Reynolds creates a compelling far-future world where humanity remains as divided and imperfect as ever. Technological progress doesn’t bring happiness; even peace is as elusive as ever, humans remaining irrevocably tied to their evolutionary beginnings as social apes despite their increased control over environment. It is an undeniably pessimistic view; in the universe of Revelation Space technological utopias – or societies of abundance – of Banks or Asher remain firmly in the domain of fiction. And yet, the majority of Reynolds’s stories in Galactic North doesn’t batter the reader with unremitting gloom, instead offering a glimmer of hope in the form of very human, and humane, protagonists: Nevil Clavain, one of the characters from the Revelation Space cycle, Weather and Inigo, Irravel and Markarian.
The stories are overwhelmingly plot-driven; don’t expect fully realized, believable protagonists, witty dialogues or character development. Most of the characters crowding Galactic North’s pages are sketches; existing for a moment in time until their purpose in the story is fulfilled. And yet many of them transcend their initial two-dimensionality and begin to feel real in their complexity and moral ambiguity, their propensity for emotional responses over logic, and their very human flaws.
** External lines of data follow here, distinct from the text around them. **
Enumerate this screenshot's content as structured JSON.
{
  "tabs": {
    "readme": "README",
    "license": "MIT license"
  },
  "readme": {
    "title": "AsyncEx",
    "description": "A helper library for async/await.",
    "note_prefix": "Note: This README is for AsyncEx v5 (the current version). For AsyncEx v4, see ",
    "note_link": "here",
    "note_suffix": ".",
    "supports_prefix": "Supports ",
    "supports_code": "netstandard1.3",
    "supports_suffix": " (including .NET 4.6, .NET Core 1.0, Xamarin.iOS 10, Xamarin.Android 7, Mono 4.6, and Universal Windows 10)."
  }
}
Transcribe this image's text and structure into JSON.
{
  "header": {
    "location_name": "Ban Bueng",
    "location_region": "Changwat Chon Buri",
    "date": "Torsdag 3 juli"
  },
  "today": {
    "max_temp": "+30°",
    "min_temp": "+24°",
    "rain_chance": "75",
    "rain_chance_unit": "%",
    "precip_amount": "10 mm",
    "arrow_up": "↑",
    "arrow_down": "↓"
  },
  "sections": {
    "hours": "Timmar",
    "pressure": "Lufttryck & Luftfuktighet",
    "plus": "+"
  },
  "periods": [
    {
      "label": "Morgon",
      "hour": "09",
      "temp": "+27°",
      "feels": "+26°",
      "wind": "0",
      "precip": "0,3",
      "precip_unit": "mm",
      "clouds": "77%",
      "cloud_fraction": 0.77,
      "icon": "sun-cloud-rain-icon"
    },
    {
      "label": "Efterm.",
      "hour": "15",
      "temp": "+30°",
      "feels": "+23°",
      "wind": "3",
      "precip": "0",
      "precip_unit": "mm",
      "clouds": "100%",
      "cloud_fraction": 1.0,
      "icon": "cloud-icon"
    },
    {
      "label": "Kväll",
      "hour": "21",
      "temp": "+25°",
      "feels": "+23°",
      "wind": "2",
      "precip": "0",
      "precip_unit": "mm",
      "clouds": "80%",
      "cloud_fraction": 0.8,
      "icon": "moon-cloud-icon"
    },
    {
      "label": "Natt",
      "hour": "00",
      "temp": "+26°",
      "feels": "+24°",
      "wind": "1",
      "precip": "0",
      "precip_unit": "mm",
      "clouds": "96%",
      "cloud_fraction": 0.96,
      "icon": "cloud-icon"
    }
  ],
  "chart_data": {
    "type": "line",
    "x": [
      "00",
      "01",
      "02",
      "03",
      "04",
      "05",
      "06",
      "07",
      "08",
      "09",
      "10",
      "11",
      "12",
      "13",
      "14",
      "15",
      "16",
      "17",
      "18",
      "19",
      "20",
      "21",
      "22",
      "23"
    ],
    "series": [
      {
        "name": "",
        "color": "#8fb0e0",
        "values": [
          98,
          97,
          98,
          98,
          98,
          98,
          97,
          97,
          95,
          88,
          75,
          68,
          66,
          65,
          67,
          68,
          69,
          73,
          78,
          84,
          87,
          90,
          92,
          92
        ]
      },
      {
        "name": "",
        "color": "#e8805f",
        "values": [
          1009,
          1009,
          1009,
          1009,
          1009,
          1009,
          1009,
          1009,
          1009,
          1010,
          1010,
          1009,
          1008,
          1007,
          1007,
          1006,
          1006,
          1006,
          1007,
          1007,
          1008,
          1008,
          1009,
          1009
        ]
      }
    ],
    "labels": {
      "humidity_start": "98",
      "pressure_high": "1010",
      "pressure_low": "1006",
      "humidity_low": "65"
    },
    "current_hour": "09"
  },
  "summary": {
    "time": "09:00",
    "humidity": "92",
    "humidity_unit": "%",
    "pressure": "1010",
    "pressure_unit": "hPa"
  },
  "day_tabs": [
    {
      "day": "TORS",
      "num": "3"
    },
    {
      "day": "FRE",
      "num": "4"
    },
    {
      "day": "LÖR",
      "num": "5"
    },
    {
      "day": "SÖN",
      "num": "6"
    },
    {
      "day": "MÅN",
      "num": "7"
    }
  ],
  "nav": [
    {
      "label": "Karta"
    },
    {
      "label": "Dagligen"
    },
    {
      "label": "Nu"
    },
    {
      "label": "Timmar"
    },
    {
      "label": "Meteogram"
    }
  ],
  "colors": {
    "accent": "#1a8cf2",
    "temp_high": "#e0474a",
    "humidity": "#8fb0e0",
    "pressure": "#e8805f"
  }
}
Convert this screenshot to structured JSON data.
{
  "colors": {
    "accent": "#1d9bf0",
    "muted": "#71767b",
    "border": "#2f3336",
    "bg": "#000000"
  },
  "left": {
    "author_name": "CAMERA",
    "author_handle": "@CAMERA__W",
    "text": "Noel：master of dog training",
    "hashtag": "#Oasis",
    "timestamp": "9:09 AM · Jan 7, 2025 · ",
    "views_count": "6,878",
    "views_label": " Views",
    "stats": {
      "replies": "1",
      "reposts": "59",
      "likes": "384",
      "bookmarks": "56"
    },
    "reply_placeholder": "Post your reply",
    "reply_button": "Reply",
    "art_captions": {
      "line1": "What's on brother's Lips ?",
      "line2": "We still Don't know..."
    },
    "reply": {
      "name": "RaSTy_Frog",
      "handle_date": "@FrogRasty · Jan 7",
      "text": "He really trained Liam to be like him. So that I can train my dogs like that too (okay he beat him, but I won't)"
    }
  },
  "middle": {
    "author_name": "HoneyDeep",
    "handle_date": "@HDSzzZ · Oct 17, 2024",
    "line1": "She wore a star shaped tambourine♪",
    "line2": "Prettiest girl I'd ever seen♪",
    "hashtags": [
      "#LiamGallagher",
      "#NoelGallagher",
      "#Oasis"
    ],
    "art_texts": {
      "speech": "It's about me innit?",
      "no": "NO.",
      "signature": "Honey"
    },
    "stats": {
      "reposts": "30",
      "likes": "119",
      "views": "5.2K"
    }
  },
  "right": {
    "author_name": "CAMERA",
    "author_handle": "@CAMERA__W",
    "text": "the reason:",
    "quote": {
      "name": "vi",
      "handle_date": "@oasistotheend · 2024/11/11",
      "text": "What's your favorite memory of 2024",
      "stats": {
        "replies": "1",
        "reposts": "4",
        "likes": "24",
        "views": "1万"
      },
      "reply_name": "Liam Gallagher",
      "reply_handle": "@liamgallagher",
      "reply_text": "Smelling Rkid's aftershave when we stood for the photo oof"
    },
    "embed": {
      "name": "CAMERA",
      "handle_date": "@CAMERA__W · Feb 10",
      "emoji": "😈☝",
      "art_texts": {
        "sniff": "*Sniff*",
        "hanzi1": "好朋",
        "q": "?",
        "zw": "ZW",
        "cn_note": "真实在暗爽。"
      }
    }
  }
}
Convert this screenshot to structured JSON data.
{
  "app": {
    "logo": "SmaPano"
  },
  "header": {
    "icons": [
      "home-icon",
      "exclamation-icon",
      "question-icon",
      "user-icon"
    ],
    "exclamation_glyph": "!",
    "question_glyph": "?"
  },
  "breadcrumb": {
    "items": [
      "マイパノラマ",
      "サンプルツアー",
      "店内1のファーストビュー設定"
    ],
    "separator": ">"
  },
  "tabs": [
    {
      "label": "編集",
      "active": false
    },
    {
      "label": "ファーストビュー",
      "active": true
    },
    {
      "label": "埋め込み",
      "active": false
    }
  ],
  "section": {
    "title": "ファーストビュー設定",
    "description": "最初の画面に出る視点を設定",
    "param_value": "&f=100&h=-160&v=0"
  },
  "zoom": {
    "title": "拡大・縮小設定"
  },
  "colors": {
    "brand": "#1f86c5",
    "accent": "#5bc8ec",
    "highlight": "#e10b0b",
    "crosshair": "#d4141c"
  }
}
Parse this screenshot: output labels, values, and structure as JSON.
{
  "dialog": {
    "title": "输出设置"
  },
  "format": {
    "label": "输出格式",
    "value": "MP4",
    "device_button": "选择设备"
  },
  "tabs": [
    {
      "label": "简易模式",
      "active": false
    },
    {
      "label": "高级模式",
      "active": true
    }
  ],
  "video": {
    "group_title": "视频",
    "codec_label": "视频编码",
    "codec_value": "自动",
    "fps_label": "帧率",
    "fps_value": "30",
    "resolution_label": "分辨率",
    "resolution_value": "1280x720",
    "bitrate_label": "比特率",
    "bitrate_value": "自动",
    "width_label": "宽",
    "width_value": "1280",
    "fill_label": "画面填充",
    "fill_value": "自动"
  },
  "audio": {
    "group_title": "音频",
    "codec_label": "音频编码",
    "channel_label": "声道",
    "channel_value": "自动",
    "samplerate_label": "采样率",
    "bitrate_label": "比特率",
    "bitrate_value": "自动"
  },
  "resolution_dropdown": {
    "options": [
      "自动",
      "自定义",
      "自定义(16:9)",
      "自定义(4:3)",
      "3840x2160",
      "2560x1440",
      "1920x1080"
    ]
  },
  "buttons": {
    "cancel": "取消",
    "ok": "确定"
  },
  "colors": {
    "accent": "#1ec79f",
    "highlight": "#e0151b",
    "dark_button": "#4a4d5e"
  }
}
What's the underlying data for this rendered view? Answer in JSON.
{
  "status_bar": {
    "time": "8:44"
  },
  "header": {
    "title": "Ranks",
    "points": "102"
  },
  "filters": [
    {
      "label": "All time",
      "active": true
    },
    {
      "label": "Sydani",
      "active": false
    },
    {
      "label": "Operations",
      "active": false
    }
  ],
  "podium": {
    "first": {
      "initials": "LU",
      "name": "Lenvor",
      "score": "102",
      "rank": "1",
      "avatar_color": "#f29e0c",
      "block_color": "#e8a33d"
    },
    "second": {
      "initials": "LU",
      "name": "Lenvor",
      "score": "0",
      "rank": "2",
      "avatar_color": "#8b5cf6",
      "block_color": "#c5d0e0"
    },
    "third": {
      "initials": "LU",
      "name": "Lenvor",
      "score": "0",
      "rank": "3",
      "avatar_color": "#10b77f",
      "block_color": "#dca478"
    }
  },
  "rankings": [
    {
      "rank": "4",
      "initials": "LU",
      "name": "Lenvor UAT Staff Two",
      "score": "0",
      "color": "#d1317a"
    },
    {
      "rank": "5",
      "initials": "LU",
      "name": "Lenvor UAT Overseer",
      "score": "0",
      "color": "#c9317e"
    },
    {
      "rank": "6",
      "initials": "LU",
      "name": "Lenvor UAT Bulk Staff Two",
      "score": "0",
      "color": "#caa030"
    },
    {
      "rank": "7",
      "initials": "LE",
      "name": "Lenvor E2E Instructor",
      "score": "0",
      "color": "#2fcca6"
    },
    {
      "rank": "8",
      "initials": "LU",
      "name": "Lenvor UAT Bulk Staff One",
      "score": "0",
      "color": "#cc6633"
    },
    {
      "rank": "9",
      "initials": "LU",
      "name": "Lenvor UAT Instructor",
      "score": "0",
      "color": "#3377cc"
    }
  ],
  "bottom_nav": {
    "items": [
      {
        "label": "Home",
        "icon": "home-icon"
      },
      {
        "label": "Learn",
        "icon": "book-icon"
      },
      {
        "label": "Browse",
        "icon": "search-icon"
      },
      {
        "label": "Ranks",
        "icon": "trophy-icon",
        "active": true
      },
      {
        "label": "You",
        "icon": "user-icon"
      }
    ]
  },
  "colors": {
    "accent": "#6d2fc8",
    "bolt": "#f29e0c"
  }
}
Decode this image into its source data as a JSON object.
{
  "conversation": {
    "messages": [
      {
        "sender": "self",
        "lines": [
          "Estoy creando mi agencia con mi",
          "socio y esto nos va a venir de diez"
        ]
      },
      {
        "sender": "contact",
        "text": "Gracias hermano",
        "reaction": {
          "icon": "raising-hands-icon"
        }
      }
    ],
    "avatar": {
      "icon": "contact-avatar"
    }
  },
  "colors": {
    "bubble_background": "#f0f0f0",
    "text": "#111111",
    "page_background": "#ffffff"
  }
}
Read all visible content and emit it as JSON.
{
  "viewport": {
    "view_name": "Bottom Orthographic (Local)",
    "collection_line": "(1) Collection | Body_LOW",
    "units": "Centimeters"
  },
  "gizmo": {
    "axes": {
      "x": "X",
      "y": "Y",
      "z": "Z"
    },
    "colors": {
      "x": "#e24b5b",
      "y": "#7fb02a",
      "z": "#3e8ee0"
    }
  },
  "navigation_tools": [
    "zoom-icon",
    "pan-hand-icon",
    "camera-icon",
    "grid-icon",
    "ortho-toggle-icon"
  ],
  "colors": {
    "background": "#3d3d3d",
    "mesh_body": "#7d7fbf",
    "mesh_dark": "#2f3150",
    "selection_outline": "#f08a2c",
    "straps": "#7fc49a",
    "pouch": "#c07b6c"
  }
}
At no time, however, are we allowed to forget that their purpose is secondary. Because first and foremost, Galactic North goal is to offer an opportunity – and food – for thought. The universe created by Reynolds is not a very pleasant place; and yet, it does grant both possibility of redemption and a chance for rapture-like enlightenment – not necessary in the fold of a hive mind, but mostly in very intimate moments of seeing the Other as a person, in the precious ability to communicate and understand another being as our equal.
All in all, I thoroughly enjoyed my first encounter with Alastair Reynolds’s Revelation Space universe. It’s a solid, thought-provoking and ultimately rewarding, even if periodically rather dry and sometimes a bit uneven, read. I will definitely return to this universe – I intend to read Revelation Space next and see where that book takes me.